London’s Major Police Problem


Lucas Moura, Staff Writer

This week, an officer in London’s Metropolitan Police appeared in court and pleaded guilty to 49 offenses, including 24 counts of rape over an 18-year period. 


London detectives say that “he lured victims to his home before imprisoning them, depriving them of food, and subjecting them to the most depraved acts of violence and cruelty”. 


This news came less than a year after Wayne Couzens, the former Metropolitan Police officer who used his position to kidnap, rape, and murder Sarah Everard, lost his appeal to overturn his life sentence because of the horrific nature of the crime.


 Like Carrick, Couzens had held an elite role as an officer with the Parliamentary and Diplomatic Protection Command, a unit protecting the Palace of Westminster and the government ministers. Carrick and Couzens gained access to one of the most trusted positions in public service due to errors in vetting.


 In the same month when Couzens pleaded guilty to Everard’s murder, an allegation of rape was made against David Carrick that eventually led to his arrest. 


Assistant Commissioner Barbara Gray admitted that Law enforcement overlooked major transgressions that would have stopped Couzens and Carrick. “We should have spotted his pattern of abusive behavior and because we didn’t, we missed opportunities to remove him from the organization.” 


Since both of their arrests, around 1,000 current Metropolitan Police officers and staff who have been accused of sexual offenses or domestic abuse are now under review.
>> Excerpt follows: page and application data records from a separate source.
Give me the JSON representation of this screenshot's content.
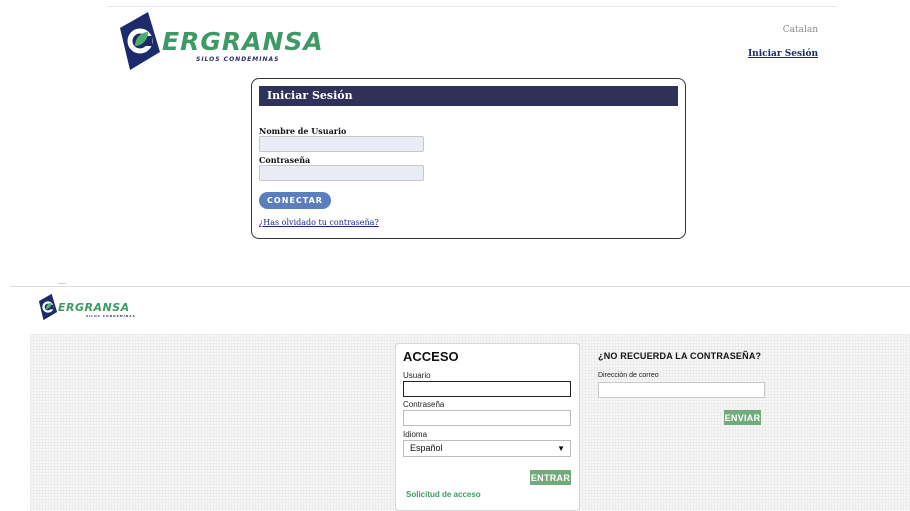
{
  "top": {
    "logo": {
      "word": "ERGRANSA",
      "subtitle": "SILOS CONDEMINAS",
      "colors": {
        "navy": "#1d2a6b",
        "green": "#3e9a64"
      }
    },
    "language_link": "Catalan",
    "signin_link": "Iniciar Sesión",
    "card": {
      "title": "Iniciar Sesión",
      "username_label": "Nombre de Usuario",
      "password_label": "Contraseña",
      "connect_button": "CONECTAR",
      "forgot_link": "¿Has olvidado tu contraseña?"
    },
    "colors": {
      "header_bg": "#2f3158",
      "button": "#5b7fbd",
      "input_bg": "#e9ecf5"
    }
  },
  "bottom": {
    "logo": {
      "word": "ERGRANSA",
      "subtitle": "SILOS CONDEMINAS"
    },
    "access": {
      "title": "ACCESO",
      "user_label": "Usuario",
      "password_label": "Contraseña",
      "language_label": "Idioma",
      "language_selected": "Español",
      "enter_button": "ENTRAR",
      "access_request_link": "Solicitud de acceso"
    },
    "forgot": {
      "title": "¿NO RECUERDA LA CONTRASEÑA?",
      "email_label": "Dirección de correo",
      "send_button": "ENVIAR"
    },
    "colors": {
      "button": "#73aa7c",
      "grid_bg": "#f7f7f7"
    }
  },
  "icons": [
    "logo-emblem-icon",
    "chevron-down-icon"
  ]
}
However, the responsibility for the horrible crimes Carrick and Counzens committed doesn’t just fall on them. It also falls on everyone who failed to notice warning sign after warning sign that they were evil people.